## PROBLEM
Please retype the listing below word for word and exclude its images.

## TASK INPUT
****************

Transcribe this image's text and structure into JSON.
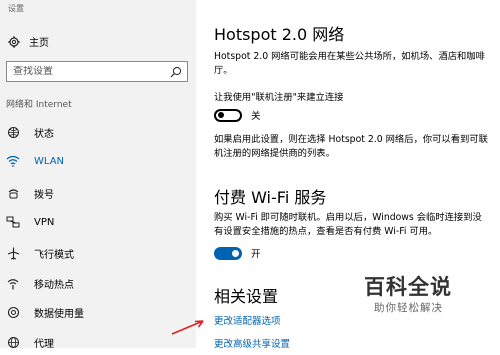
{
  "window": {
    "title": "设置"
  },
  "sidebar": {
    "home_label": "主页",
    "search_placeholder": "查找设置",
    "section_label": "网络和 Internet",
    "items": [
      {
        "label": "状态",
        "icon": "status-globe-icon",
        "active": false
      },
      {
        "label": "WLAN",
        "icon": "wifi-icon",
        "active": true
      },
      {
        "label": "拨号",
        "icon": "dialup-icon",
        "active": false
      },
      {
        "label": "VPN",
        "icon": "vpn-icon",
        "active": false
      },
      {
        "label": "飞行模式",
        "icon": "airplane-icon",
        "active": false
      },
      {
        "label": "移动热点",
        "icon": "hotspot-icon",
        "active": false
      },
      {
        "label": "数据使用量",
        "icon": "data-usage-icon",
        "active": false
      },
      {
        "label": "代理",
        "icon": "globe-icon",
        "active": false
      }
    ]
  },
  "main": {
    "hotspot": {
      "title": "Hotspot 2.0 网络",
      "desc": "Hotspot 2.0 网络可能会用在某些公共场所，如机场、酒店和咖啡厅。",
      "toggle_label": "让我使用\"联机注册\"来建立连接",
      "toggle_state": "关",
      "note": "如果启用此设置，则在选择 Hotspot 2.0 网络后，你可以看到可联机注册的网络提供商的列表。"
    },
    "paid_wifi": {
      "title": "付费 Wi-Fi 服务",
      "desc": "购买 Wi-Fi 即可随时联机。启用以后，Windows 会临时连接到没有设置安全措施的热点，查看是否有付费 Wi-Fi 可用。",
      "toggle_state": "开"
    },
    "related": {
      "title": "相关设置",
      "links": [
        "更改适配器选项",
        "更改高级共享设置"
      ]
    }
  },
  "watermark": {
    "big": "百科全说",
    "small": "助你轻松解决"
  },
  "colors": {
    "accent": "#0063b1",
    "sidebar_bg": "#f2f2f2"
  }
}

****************

## RESULT OF THIS TASK
Transcribe this image's text and structure into JSON.
{
  "window": {
    "title": "设置"
  },
  "sidebar": {
    "home_label": "主页",
    "search_placeholder": "查找设置",
    "section_label": "网络和 Internet",
    "items": [
      {
        "label": "状态",
        "icon": "status-globe-icon",
        "active": false
      },
      {
        "label": "WLAN",
        "icon": "wifi-icon",
        "active": true
      },
      {
        "label": "拨号",
        "icon": "dialup-icon",
        "active": false
      },
      {
        "label": "VPN",
        "icon": "vpn-icon",
        "active": false
      },
      {
        "label": "飞行模式",
        "icon": "airplane-icon",
        "active": false
      },
      {
        "label": "移动热点",
        "icon": "hotspot-icon",
        "active": false
      },
      {
        "label": "数据使用量",
        "icon": "data-usage-icon",
        "active": false
      },
      {
        "label": "代理",
        "icon": "globe-icon",
        "active": false
      }
    ]
  },
  "main": {
    "hotspot": {
      "title": "Hotspot 2.0 网络",
      "desc": "Hotspot 2.0 网络可能会用在某些公共场所，如机场、酒店和咖啡厅。",
      "toggle_label": "让我使用\"联机注册\"来建立连接",
      "toggle_state": "关",
      "note": "如果启用此设置，则在选择 Hotspot 2.0 网络后，你可以看到可联机注册的网络提供商的列表。"
    },
    "paid_wifi": {
      "title": "付费 Wi-Fi 服务",
      "desc": "购买 Wi-Fi 即可随时联机。启用以后，Windows 会临时连接到没有设置安全措施的热点，查看是否有付费 Wi-Fi 可用。",
      "toggle_state": "开"
    },
    "related": {
      "title": "相关设置",
      "links": [
        "更改适配器选项",
        "更改高级共享设置"
      ]
    }
  },
  "watermark": {
    "big": "百科全说",
    "small": "助你轻松解决"
  },
  "colors": {
    "accent": "#0063b1",
    "sidebar_bg": "#f2f2f2"
  }
}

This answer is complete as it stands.